Work task> List all the lines in these records that hold "image".

Listed records>

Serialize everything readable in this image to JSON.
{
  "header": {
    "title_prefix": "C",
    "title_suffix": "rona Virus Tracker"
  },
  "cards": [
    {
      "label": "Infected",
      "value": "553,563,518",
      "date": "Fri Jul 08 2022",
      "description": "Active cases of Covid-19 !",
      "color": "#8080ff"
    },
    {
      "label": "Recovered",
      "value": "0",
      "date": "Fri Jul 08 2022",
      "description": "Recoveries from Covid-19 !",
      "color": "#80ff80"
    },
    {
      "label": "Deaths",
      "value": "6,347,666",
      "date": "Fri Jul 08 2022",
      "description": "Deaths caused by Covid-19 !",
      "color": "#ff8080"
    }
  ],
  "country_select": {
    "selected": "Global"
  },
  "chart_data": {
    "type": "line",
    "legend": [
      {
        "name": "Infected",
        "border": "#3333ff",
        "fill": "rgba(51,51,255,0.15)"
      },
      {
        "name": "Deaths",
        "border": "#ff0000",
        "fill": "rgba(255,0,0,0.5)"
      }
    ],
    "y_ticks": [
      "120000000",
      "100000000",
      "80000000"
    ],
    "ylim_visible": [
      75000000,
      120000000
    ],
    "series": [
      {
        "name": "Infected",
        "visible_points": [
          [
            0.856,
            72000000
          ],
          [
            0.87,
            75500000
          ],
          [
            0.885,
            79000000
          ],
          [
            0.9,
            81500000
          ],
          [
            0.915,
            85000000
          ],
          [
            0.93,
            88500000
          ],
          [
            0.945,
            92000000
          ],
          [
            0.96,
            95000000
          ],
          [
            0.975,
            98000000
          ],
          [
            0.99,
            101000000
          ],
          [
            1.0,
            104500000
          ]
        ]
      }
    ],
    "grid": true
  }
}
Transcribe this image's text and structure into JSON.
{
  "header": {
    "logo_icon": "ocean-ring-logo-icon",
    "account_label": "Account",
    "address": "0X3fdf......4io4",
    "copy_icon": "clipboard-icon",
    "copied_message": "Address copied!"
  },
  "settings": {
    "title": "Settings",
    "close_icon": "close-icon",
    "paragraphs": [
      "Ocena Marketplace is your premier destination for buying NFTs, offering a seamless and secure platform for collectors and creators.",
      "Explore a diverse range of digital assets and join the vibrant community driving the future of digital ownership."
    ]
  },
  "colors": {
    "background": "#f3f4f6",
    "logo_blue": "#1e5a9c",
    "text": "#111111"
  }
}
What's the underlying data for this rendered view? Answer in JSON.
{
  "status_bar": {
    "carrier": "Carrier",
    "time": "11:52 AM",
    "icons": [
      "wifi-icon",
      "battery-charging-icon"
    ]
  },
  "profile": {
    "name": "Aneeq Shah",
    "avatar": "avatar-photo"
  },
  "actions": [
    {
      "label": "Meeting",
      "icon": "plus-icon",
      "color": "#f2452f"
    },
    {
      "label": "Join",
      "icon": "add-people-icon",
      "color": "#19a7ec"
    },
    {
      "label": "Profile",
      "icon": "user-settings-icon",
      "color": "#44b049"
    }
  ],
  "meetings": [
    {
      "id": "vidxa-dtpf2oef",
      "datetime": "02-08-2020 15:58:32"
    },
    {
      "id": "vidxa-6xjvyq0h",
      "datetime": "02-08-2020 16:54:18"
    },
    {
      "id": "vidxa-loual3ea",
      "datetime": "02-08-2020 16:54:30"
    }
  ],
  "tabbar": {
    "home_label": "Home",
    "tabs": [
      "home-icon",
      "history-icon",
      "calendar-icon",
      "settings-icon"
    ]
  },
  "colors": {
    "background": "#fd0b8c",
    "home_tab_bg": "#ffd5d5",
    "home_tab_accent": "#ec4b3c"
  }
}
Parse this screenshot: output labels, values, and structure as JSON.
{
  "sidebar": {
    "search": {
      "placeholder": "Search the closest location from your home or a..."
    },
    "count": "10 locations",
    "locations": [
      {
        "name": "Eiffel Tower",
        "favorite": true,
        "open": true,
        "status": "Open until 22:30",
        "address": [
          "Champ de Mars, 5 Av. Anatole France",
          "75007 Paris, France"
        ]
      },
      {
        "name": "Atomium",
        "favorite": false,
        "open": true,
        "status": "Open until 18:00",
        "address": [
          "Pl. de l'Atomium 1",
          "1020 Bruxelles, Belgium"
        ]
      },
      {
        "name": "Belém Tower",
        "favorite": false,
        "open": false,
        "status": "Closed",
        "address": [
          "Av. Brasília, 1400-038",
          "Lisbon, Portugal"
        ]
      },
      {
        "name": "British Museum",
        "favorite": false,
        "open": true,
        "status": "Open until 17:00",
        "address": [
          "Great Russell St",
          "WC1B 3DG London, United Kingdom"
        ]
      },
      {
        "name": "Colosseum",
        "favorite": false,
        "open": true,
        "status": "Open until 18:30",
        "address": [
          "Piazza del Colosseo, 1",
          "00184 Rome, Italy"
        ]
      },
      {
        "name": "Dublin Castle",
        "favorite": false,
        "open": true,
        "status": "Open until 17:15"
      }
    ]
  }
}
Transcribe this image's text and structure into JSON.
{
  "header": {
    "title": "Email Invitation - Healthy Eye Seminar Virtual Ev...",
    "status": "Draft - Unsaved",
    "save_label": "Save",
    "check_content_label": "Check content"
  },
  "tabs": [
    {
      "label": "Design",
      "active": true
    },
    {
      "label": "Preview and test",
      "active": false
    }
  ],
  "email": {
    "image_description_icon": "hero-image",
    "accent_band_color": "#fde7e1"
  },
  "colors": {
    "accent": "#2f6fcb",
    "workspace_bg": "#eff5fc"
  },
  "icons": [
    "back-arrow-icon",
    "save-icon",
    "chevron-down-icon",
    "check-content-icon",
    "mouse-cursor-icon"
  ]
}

Output for this exercise>
Serialize everything readable in this image to JSON.
Transcribe this image's text and structure into JSON.
Transcribe this image's text and structure into JSON.
    "image_description_icon": "hero-image",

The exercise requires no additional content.